Problem to work on: Your answer must be one number: the count of lines below that include "summary".

[Saved data entries]
=== Begin Enclosure ===

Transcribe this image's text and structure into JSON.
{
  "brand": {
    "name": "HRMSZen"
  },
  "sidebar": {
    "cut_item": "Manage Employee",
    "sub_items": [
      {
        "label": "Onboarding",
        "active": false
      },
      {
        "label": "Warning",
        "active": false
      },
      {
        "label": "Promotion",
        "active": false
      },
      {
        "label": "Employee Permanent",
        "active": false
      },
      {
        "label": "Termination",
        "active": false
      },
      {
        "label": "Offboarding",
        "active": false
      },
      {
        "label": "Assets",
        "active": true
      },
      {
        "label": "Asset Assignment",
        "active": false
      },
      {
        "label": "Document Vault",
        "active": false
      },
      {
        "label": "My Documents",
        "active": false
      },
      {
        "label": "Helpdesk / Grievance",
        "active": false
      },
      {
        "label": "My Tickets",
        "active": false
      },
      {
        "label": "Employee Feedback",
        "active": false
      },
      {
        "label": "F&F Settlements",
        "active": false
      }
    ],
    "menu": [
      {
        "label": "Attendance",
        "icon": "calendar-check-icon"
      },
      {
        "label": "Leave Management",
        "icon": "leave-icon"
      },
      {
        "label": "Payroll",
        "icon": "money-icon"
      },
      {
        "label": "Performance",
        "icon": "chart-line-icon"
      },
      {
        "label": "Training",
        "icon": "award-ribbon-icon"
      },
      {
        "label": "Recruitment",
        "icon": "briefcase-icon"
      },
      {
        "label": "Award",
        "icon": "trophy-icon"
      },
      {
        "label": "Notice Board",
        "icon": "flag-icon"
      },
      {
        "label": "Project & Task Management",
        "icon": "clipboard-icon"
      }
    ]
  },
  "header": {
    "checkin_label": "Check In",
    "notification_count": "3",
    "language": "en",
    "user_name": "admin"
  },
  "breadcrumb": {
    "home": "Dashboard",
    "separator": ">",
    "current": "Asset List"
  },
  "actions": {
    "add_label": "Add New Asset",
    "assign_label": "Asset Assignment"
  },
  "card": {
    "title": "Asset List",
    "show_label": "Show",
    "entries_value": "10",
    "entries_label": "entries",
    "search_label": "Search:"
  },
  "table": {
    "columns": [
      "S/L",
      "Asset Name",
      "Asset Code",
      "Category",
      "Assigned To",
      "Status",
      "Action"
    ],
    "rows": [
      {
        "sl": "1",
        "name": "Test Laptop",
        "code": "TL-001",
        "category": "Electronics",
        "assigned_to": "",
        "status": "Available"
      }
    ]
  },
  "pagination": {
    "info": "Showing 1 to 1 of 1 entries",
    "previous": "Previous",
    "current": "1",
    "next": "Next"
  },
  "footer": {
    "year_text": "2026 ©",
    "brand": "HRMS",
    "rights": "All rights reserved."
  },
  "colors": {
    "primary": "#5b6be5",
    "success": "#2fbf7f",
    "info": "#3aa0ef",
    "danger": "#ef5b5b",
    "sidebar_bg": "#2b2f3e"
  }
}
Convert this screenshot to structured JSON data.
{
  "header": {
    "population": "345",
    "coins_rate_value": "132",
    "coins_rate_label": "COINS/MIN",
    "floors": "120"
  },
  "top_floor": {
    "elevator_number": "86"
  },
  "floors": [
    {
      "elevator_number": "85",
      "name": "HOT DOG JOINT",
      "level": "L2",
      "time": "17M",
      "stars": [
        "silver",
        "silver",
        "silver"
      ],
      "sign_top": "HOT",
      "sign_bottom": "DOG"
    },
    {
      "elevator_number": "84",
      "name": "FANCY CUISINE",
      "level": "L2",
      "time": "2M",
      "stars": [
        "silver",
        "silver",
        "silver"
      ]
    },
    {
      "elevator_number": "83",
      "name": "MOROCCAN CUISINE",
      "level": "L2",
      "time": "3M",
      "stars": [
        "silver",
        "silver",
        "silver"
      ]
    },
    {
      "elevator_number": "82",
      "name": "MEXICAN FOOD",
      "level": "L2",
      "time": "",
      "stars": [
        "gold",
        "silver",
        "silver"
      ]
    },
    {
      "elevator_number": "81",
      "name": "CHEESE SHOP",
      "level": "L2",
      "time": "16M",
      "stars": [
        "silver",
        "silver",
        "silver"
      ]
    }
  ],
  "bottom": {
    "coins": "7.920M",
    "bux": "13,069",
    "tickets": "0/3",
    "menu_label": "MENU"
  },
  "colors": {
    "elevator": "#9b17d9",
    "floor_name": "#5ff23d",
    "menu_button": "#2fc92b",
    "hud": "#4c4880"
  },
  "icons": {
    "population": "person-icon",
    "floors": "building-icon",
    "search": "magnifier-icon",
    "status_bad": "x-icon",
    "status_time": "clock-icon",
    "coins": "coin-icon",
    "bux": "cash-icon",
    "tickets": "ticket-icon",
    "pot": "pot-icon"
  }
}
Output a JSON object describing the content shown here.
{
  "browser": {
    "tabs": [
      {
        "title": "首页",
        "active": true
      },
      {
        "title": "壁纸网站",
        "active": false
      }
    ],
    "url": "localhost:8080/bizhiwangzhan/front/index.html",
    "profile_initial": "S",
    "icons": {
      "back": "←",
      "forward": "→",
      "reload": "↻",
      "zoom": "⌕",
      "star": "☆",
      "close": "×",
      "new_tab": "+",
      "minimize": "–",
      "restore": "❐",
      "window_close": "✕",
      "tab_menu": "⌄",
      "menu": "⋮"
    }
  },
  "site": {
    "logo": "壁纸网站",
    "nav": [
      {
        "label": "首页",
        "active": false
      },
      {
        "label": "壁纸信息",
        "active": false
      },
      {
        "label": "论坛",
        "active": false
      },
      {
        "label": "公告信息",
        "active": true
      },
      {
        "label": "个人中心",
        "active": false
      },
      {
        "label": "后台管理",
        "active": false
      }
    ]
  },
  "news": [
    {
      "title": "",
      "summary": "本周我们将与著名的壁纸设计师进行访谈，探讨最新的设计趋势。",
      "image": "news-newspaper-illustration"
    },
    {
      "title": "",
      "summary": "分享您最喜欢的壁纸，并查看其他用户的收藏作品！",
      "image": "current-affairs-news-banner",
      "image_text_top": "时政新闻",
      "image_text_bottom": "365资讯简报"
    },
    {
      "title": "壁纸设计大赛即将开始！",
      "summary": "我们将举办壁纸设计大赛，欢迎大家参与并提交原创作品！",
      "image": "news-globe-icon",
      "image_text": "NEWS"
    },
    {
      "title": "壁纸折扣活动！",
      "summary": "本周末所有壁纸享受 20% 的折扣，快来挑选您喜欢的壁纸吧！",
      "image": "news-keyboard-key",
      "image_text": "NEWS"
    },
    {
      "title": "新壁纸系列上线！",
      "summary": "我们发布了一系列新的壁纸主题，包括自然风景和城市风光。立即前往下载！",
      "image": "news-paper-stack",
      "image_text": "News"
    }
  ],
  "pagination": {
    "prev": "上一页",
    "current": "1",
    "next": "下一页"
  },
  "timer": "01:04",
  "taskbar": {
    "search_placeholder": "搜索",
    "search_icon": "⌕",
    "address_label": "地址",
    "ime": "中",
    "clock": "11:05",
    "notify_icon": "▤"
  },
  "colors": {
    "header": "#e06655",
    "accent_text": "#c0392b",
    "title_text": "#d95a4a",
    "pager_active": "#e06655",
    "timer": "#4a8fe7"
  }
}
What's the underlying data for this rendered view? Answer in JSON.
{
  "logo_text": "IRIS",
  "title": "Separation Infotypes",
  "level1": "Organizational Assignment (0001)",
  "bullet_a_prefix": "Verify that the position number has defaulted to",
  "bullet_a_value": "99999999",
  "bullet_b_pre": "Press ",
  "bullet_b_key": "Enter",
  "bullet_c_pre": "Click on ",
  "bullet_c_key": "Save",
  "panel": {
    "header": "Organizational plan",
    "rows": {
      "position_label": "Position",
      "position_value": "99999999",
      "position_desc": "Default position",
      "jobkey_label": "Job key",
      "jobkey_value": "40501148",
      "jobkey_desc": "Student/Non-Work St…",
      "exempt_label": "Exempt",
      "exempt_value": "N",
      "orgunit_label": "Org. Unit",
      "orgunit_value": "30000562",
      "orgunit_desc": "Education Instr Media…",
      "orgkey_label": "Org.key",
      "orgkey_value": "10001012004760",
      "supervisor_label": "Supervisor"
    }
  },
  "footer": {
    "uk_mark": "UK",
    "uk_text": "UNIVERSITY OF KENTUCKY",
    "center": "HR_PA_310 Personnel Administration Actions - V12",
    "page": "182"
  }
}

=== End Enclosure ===

Solution: 5